Atomas: For those playing with Atomas, you'll want to check out this thread. An update was pushed to remedy some issues regarding the game that affected displaying of certain atoms and the high score feature.
Escheron: Twilight over Ragnoth: Iambian has done more work on his toolchain and game, changing up the font and doing other work. Check out the topic for some awesome screenshots and a more technical explanation of what was done.
Action Battle: Another project by Kydapoot, where you fight an onslaught of enemies. He has a long list of feature and wants, check out the thread if this project interests you!
Doodle Jump CE: Unicorn has started working on a Doodle Jump game for the CE and has gotten a nice title screen done. He's currently fighting with school related life, so keep an eye on this project for future updates when he has them.
Reuben Quest 3: Sorunome has brought this project back into the spotlight, and boy does he have some awesome progress to show! A lot of his updates now revolve around story and map data entry, which is a bit harder to show screenshots for. Check out the thread for all the awesome that this project is taking on!
Text File CE: This is a planned future text editor with a number of options by seanlego23. His first post shows his plan of attack for this project, which looks like this text editor will have a good list of features for students to use. Check out the topic and let him know what you think of his current progress!
ConvPNG: If you've missed it, MateoConLechuga has posted up an update for this project, to assist with compression things. Check out the topic for a link to an updated version.
Pac-Man CE: MateoConLechuga has cleaned up and optimized his Pac-Man game, and added in a new version where you can access a new map. Check the topic for a link to a screenshot and download link!
Chess CE: MateoConLechuga has posted up some updates regarding his Chess game for the CE, stating he has upgraded the engine to something smaller, updated the graphics, and numerous other things. Check out the link for a download and screenshot!
CE C SDK and libraries: MateoConLechuga and jacobly have worked on and done some fixing to the C SDK and libraries. There were a lot of updates done, so check out the topic to see all that's been accomplished!
ICE Compiler: PT_ has been hard at work on this project, adding in and showing off so many things, it's too numerous to begin to mention here in this section. Start at the link provided and dive into all the features PT_ has provided for this project, I'm sure you'll be impressed!
Claw Embedded Development System: Muessigb has completed the assembler for his new development system for embedded devices, and requests help testing it. Claw is essentially a VM with a custom assembly language that aims to run on a variety of platforms, from Atmega devices like the Arduino up to 64-bit PCs. If you're interested in giving it a try, head over to the topic, give Muessigb your feedback, and test out the assembler!

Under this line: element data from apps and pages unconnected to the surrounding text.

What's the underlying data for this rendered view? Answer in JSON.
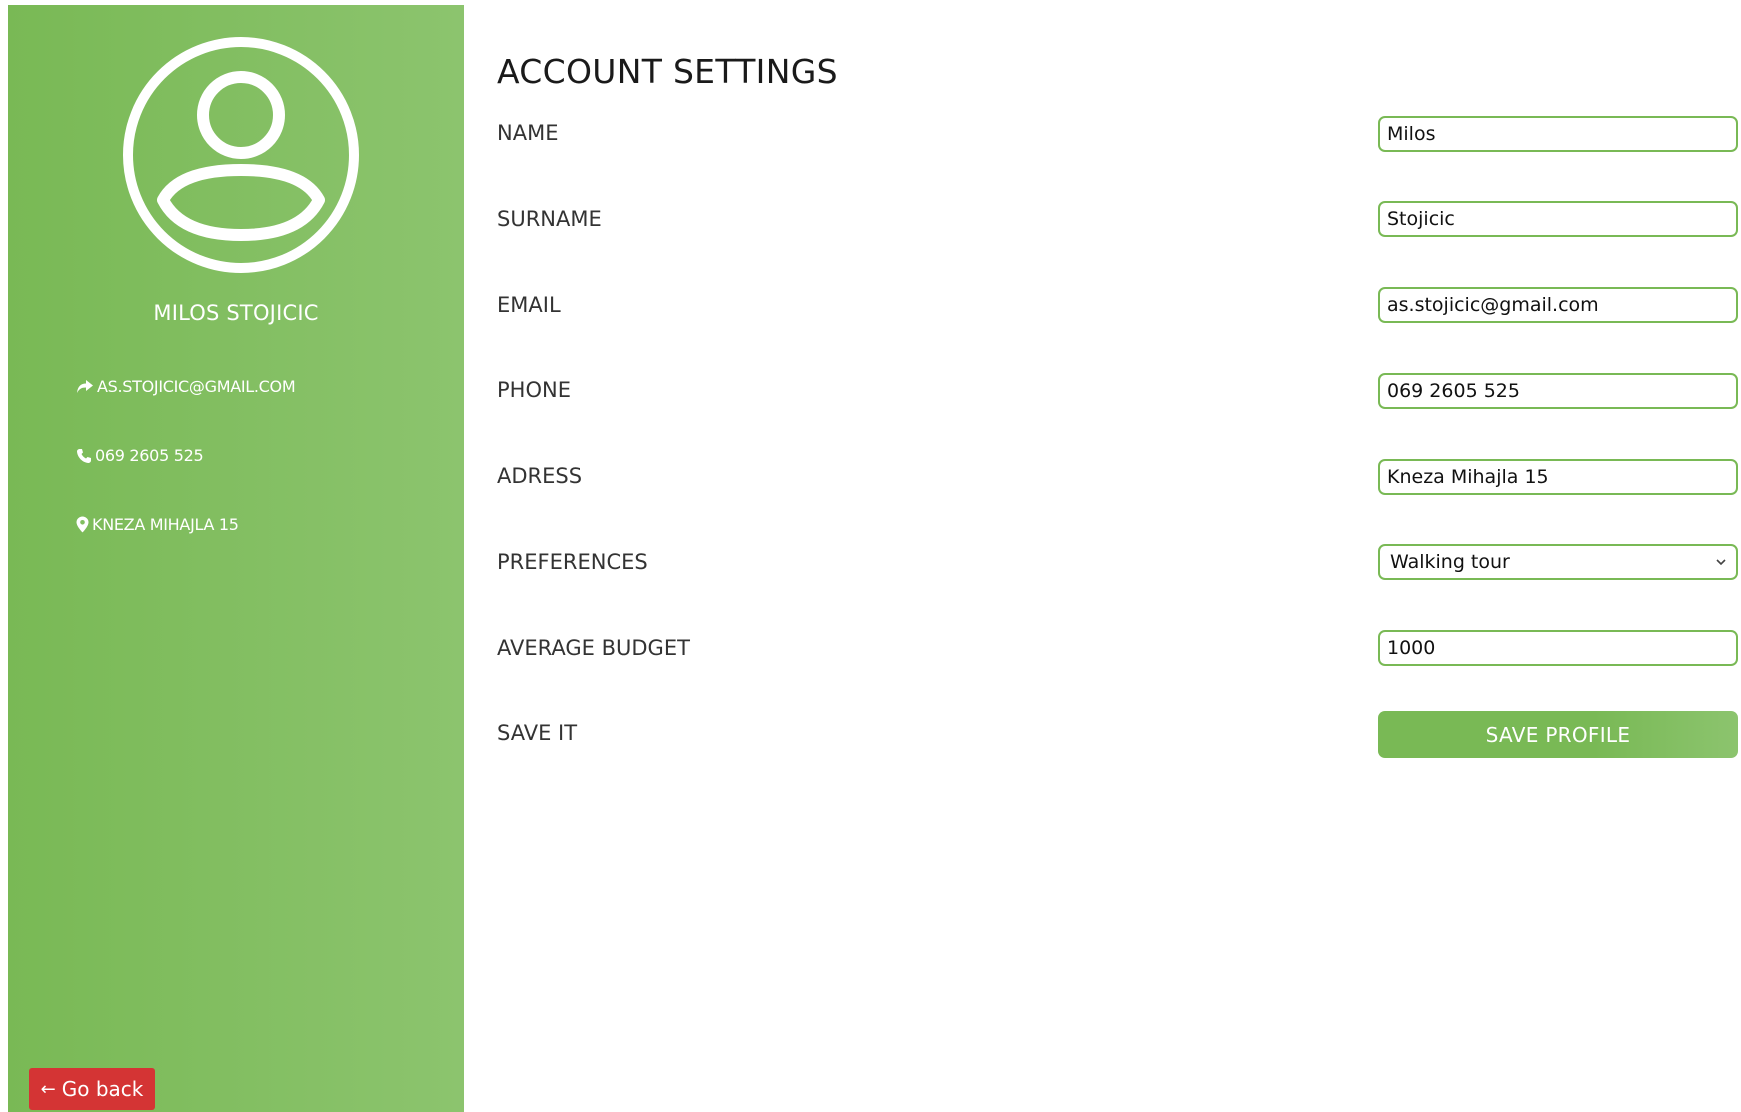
{
  "colors": {
    "accent": "#79b955",
    "accent_light": "#8cc46e",
    "back_button": "#d43434"
  },
  "profile": {
    "name": "MILOS STOJICIC",
    "email": "AS.STOJICIC@GMAIL.COM",
    "phone": "069 2605 525",
    "address": "KNEZA MIHAJLA 15",
    "icons": {
      "avatar": "user-circle-icon",
      "email": "share-arrow-icon",
      "phone": "phone-icon",
      "address": "map-marker-icon"
    }
  },
  "navigation": {
    "back_label": "Go back",
    "back_arrow": "←"
  },
  "form": {
    "title": "ACCOUNT SETTINGS",
    "fields": {
      "name": {
        "label": "NAME",
        "value": "Milos"
      },
      "surname": {
        "label": "SURNAME",
        "value": "Stojicic"
      },
      "email": {
        "label": "EMAIL",
        "value": "as.stojicic@gmail.com"
      },
      "phone": {
        "label": "PHONE",
        "value": "069 2605 525"
      },
      "address": {
        "label": "ADRESS",
        "value": "Kneza Mihajla 15"
      },
      "preferences": {
        "label": "PREFERENCES",
        "value": "Walking tour"
      },
      "budget": {
        "label": "AVERAGE BUDGET",
        "value": "1000"
      }
    },
    "save": {
      "label": "SAVE IT",
      "button": "SAVE PROFILE"
    }
  }
}
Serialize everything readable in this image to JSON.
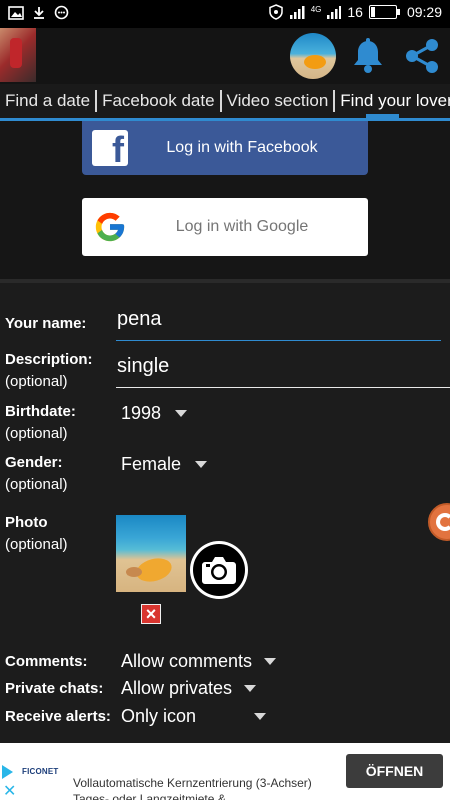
{
  "status_bar": {
    "network_label": "4G",
    "battery_level": "16",
    "battery_fraction": 0.16,
    "time": "09:29",
    "left_icons": [
      "image-icon",
      "download-icon",
      "chat-bubble-icon"
    ],
    "right_icons": [
      "shield-icon",
      "signal-icon",
      "signal-4g-icon",
      "battery-icon"
    ]
  },
  "header": {
    "icons": [
      "bell-icon",
      "share-icon"
    ],
    "accent_color": "#2f8bd0"
  },
  "tabs": [
    {
      "label": "Find a date"
    },
    {
      "label": "Facebook date"
    },
    {
      "label": "Video section"
    },
    {
      "label": "Find your lover"
    }
  ],
  "login": {
    "facebook_label": "Log in with Facebook",
    "google_label": "Log in with Google",
    "facebook_color": "#3b5998"
  },
  "form": {
    "name_label": "Your name:",
    "name_value": "pena",
    "description_label": "Description:",
    "description_optional": "(optional)",
    "description_value": "single",
    "birthdate_label": "Birthdate:",
    "birthdate_optional": "(optional)",
    "birthdate_value": "1998",
    "gender_label": "Gender:",
    "gender_optional": "(optional)",
    "gender_value": "Female",
    "photo_label": "Photo",
    "photo_optional": "(optional)",
    "comments_label": "Comments:",
    "comments_value": "Allow comments",
    "private_chats_label": "Private chats:",
    "private_chats_value": "Allow privates",
    "receive_alerts_label": "Receive alerts:",
    "receive_alerts_value": "Only icon"
  },
  "ad": {
    "brand": "FICONET",
    "text": "Vollautomatische Kernzentrierung (3-Achser) Tages- oder Langzeitmiete &",
    "button_label": "ÖFFNEN"
  }
}
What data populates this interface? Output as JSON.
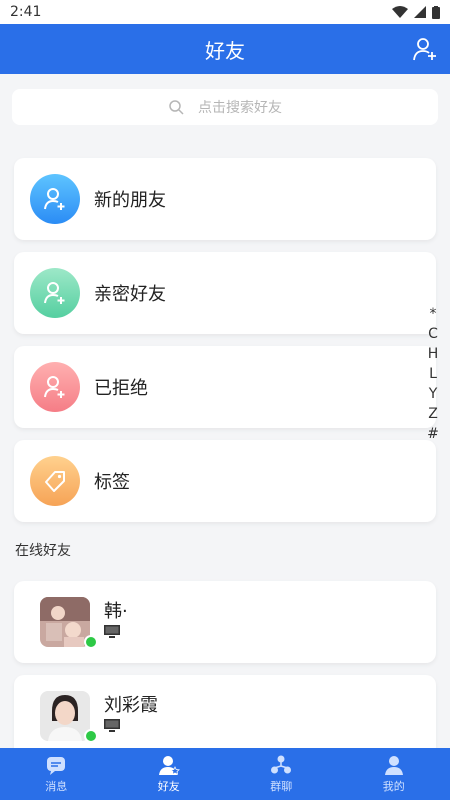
{
  "status": {
    "time": "2:41"
  },
  "header": {
    "title": "好友"
  },
  "search": {
    "placeholder": "点击搜索好友"
  },
  "entries": [
    {
      "label": "新的朋友",
      "icon": "add-user-icon",
      "color_from": "#5ec4ff",
      "color_to": "#2b8cf5"
    },
    {
      "label": "亲密好友",
      "icon": "add-user-icon",
      "color_from": "#9de8c8",
      "color_to": "#55cfa0"
    },
    {
      "label": "已拒绝",
      "icon": "add-user-icon",
      "color_from": "#ffb0b0",
      "color_to": "#f57d86"
    },
    {
      "label": "标签",
      "icon": "tag-icon",
      "color_from": "#ffd18e",
      "color_to": "#f6a356"
    }
  ],
  "index": [
    "*",
    "C",
    "H",
    "L",
    "Y",
    "Z",
    "#"
  ],
  "section": {
    "title": "在线好友"
  },
  "friends": [
    {
      "name": "韩·",
      "status": "online",
      "device": "desktop-icon"
    },
    {
      "name": "刘彩霞",
      "status": "online",
      "device": "desktop-icon"
    }
  ],
  "tabs": [
    {
      "label": "消息",
      "icon": "message-icon"
    },
    {
      "label": "好友",
      "icon": "friends-icon",
      "active": true
    },
    {
      "label": "群聊",
      "icon": "group-icon"
    },
    {
      "label": "我的",
      "icon": "profile-icon"
    }
  ],
  "colors": {
    "brand": "#2a6fe8",
    "online": "#2ec946"
  }
}
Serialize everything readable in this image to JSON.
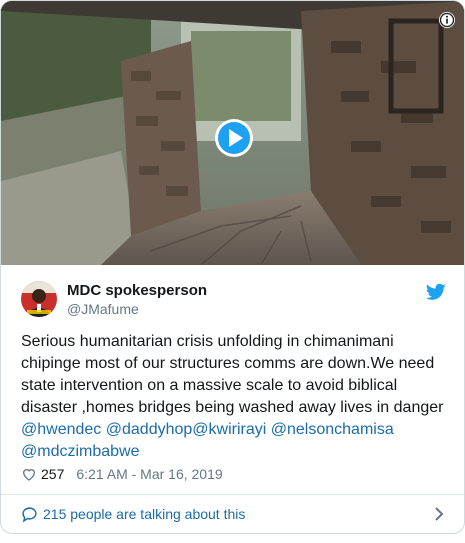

CEmu: Since pimathbrainiac is no longer maintaining his CEmu build server, jacobly has put together his own build server for nightly CEmu builds, for those too lazy or inexperienced to build CEmu from source. The CEmu team has also been working on improving the CEmu keypad, fixing bugs, and improving variables transfers.
I apologize to everyone on the delay of this being posted. There were a couple that I didn't feel I could properly write bits for, so Kerm managed to get them written for me when he found a few spare minutes to do so. Make sure to send him some love!
And as always, we thank our contributors for making these projects and keeping us updated! Until next month, keep them projects coming!